Visitors experience intelligent interactive voice technology at Alibaba Group's booth at the 3rd World Intelligence Congress held from May 15 to 20 in Tianjin.(Photo by Jia Lei/For China Daily)
As technological winds of change sweep various sectors, the digital dimension promises to transform the economy
Five technologies－5G, the internet of things, artificial intelligence/machine learning, robotics, and cloud computing－will come to fruition over the next decade and enable the transformation of industries throughout the Chinese economy.
That was the consensus view at the latest World Intelligence Congress, an annual gathering of business leaders, government officials, and university researchers that the northern Chinese city of Tianjin has been organizing since 2017.
Tianjin was officially designated by the national government as a "National Advanced Manufacturing R&D Base" in 2014, building on the city's industrial heritage.
The 3rd WIC, which was held from May 15 to 20, attracted thousands of visitors. Experts discussed new technologies and their likely impact on the economy.
Zhang Liming, general manager of the China Hualu Group Co Ltd, a Dalian, Liaoning province-based electronics manufacturer, summed up the changes: "Now we can combine the agricultural economy, industrial economy and digital technology, so as to realize online and offline sales, thus expanding the market, reducing the intermediate links. This allows us to adjust rapidly supply and demand. So, the digital economy is not a fictitious economy, but an improvement of the real economy."
The WIC's agenda, which lists half-day and all-day forums on special topics, illustrates the widespread effects that the new technologies will have throughout the economy.
Sessions focused on smart health and medical care, intelligent agriculture, self-driving vehicles and smart urban planning. Many forums concentrated on ways that the new technologies will transform manufacturing processes and business models.

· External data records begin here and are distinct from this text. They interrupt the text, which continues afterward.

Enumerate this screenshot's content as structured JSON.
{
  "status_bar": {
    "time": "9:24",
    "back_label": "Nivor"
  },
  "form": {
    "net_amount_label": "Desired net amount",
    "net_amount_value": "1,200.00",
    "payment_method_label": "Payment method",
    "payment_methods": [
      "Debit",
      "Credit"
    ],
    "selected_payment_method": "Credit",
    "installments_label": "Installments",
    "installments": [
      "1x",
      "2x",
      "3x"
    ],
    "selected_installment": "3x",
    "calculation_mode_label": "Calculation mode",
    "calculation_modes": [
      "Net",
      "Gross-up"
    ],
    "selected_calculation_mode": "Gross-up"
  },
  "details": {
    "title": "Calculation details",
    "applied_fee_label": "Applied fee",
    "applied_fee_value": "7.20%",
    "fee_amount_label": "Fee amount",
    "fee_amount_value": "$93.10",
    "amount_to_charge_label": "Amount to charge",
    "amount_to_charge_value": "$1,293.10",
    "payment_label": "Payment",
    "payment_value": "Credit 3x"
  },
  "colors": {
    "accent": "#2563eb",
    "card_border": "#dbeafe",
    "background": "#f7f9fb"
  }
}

In the coming decade, businesses will have access to extensive real-time data using sensors embedded in machines. Data will also flow in through online or cloud-based information and from, for example, both airborne and underwater drones. Artificial intelligence, which should more specifically be called machine learning, will help companies make sense of the mass of data. Robots of all sorts will improve efficiency.
The new technologies will also improve the effectiveness of education and allow children outside the big cities to get equal access, according to Jin Lei, vice-president of Netease Youdao.
"AI technology can break through the space-time barrier of education. In such a large country as China, the imbalance of educational resources is inevitable and natural … Last year, we saw tens of thousands of students in poor areas of Yunnan (province) and Chengdu (in Sichuan province) who were able to attend classes (electronically) with students in the cities. Many of them have been admitted to Tsinghua University and Peking University (in Beijing) … I believe that in the future, in the most remote corners of China, the best teachers can be heard giving lectures. This can become routine, rather than a luxury," he said.